The Monsanto Company (NYSE: MON) and Syngenta AG have finally reached an agreement over the case of corn and soybean technologies.
In 2004, the world's largest agrichemical company, Switzerland 's Syngenta, launched a US lawsuit charging Monsanto with using coercive tactics to monopolize markets. There were several lawsuits going both ways between Monsanto and Syngenta.
Both agribusinesses managed to settle lawsuits with Syngenta obliged to drop antitrust and patent infringement suits against Monsanto
Monsanto is bound to license to Syngenta certain technologies for increasing soybean yield.
Both companies agreed to cooperate in some new product development using herbicide-tolerant and pest-protected corn technologies, and herbicide-tolerant soybean technology.
Monsanto is the world's leading producer of the herbicide glyphosate, marketed as "Roundup". Monsanto is also by far the leading producer of genetically engineered (GE) seed, holding 70%–100% market share for various crops. Agracetus, owned by Monsanto, exclusively produces Roundup Ready soybean seed for the commercial market.

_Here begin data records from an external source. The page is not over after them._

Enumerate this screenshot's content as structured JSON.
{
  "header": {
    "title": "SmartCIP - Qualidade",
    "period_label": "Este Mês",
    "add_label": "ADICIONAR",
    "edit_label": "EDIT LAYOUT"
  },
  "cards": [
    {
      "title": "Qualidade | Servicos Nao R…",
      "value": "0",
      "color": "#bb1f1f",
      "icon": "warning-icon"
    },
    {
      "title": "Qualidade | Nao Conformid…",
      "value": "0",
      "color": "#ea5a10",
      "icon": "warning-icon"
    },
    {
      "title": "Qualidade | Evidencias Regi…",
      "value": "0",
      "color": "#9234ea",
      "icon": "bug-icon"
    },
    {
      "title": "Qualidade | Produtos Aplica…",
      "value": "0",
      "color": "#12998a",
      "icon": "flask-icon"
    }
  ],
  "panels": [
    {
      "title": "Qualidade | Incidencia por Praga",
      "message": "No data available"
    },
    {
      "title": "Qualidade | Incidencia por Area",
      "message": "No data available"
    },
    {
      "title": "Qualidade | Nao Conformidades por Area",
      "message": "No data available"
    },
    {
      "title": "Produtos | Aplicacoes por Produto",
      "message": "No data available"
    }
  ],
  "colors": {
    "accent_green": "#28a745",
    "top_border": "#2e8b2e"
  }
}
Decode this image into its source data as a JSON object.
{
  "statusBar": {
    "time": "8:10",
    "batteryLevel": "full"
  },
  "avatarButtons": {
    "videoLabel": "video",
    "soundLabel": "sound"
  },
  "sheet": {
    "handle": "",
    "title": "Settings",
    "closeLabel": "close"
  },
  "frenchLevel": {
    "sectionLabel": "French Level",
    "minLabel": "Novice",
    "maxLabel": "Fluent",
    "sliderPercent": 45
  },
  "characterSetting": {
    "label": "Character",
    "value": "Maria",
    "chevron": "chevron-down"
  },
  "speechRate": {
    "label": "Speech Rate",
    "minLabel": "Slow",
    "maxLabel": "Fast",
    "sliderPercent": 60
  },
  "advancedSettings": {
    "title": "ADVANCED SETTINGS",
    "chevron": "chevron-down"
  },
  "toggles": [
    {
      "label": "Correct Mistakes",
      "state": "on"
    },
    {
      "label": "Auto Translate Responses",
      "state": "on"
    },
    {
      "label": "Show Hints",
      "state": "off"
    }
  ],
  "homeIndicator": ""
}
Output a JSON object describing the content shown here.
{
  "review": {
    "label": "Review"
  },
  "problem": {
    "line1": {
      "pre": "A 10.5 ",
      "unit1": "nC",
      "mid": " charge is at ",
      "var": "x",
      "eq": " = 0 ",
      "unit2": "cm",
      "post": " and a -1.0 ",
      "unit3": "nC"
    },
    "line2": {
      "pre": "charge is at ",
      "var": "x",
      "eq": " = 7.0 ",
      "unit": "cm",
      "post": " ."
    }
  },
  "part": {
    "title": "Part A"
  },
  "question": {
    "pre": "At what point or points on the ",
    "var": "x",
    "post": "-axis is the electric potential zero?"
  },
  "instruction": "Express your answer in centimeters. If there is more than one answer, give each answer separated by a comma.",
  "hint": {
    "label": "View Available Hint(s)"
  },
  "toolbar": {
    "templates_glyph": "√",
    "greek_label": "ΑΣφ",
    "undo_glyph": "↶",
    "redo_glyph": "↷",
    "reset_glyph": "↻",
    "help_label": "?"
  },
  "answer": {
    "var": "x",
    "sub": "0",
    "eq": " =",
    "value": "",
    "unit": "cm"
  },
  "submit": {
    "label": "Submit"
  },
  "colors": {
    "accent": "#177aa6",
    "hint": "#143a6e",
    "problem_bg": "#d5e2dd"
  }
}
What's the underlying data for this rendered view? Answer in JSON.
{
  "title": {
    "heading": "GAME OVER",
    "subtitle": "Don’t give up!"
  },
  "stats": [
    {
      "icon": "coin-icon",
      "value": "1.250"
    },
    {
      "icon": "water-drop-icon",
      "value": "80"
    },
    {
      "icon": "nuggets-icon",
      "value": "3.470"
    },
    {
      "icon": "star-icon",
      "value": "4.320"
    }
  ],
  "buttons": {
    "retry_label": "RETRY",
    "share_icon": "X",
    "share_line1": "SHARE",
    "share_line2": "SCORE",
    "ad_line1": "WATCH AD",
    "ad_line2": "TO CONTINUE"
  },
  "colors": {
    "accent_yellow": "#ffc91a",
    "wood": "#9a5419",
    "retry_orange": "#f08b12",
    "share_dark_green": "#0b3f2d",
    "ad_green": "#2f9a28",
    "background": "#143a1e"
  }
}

Monsanto's development and marketing of genetically engineered seed and bovine growth hormone, as well as its aggressive litigation and political lobbying practices, have made the company controversial around the world and a primary target of the anti-globalization movement and environmental activists.
Syngenta is involved in biotechnology and genomic research. The company is a leader in crop protection, and ranks third in total sales in the commercial agricultural seeds market. Sales in 2007 were approximately US$ 9.2 billion. Syngenta employs over 21,000 people in over 90 countries.
In a weary world of endless US military interventions, sanctions, trade tariffs and chaos, let’s pause and take stock of the shining house on the hill